- TRY IT
Once you reach the line holding "What data populates", write out that line and every later one exactly, ending with the last line of the data; write nothing else.

SOURCE DATA START

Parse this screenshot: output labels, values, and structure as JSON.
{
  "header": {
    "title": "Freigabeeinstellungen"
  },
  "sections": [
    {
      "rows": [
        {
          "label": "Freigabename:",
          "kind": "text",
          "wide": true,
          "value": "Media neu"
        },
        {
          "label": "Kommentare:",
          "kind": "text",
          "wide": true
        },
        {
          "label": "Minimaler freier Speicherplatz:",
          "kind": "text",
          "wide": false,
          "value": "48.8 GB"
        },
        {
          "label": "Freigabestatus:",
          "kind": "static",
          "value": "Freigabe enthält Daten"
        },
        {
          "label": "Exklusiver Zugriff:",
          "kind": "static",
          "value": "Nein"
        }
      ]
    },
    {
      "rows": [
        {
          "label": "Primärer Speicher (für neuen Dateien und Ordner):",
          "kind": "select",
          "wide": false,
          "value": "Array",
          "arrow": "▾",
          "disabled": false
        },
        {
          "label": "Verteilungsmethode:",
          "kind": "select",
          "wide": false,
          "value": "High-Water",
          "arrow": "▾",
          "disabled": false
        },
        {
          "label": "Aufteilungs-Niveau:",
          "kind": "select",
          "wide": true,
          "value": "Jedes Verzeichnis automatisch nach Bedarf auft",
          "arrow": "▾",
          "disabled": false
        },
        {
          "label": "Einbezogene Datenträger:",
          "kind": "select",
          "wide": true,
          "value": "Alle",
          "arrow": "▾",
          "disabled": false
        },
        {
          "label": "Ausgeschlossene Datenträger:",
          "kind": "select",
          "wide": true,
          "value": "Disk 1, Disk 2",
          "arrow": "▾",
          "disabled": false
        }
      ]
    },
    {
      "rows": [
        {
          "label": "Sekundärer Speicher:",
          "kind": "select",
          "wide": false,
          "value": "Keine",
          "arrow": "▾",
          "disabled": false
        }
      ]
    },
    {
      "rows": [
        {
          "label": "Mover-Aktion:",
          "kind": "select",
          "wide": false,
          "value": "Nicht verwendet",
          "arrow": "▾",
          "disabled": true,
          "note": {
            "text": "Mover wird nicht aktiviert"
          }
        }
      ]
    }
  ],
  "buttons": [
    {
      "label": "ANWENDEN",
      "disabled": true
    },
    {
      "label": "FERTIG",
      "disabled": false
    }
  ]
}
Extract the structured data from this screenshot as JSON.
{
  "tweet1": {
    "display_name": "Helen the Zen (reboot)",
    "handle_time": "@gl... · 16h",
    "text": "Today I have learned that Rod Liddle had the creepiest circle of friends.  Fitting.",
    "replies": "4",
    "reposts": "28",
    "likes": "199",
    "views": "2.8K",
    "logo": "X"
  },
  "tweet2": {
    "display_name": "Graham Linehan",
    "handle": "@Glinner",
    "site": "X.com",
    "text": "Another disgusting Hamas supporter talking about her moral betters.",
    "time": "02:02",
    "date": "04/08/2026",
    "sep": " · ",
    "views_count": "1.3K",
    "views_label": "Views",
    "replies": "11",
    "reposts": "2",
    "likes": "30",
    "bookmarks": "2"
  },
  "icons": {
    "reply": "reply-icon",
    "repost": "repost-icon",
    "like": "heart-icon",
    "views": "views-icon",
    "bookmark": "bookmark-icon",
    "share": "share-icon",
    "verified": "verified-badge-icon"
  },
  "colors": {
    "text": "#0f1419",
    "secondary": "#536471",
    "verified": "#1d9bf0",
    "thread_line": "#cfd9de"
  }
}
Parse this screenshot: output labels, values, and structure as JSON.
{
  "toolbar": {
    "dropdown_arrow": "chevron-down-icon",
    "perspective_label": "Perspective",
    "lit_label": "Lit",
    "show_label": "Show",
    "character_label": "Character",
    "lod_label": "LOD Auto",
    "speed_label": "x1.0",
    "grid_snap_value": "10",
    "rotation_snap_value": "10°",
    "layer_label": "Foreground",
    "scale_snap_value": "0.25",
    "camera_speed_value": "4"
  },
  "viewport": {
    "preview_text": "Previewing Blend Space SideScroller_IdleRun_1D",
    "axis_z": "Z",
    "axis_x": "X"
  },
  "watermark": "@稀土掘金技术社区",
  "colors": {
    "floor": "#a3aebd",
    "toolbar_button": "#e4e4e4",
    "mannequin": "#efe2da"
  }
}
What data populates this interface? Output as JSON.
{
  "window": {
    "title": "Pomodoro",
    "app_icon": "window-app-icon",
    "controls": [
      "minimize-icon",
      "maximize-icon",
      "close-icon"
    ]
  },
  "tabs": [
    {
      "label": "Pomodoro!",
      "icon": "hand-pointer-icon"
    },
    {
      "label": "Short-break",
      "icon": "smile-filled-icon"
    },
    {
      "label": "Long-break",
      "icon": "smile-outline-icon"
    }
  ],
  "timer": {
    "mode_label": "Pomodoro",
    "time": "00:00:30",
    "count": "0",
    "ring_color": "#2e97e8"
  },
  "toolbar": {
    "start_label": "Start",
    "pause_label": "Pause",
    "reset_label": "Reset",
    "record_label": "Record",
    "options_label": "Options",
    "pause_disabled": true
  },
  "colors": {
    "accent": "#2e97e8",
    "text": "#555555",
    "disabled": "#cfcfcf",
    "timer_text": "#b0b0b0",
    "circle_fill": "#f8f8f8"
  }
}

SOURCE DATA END

- EXERCISE RESPONSE
What data populates this interface? Output as JSON.
{
  "window": {
    "title": "Pomodoro",
    "app_icon": "window-app-icon",
    "controls": [
      "minimize-icon",
      "maximize-icon",
      "close-icon"
    ]
  },
  "tabs": [
    {
      "label": "Pomodoro!",
      "icon": "hand-pointer-icon"
    },
    {
      "label": "Short-break",
      "icon": "smile-filled-icon"
    },
    {
      "label": "Long-break",
      "icon": "smile-outline-icon"
    }
  ],
  "timer": {
    "mode_label": "Pomodoro",
    "time": "00:00:30",
    "count": "0",
    "ring_color": "#2e97e8"
  },
  "toolbar": {
    "start_label": "Start",
    "pause_label": "Pause",
    "reset_label": "Reset",
    "record_label": "Record",
    "options_label": "Options",
    "pause_disabled": true
  },
  "colors": {
    "accent": "#2e97e8",
    "text": "#555555",
    "disabled": "#cfcfcf",
    "timer_text": "#b0b0b0",
    "circle_fill": "#f8f8f8"
  }
}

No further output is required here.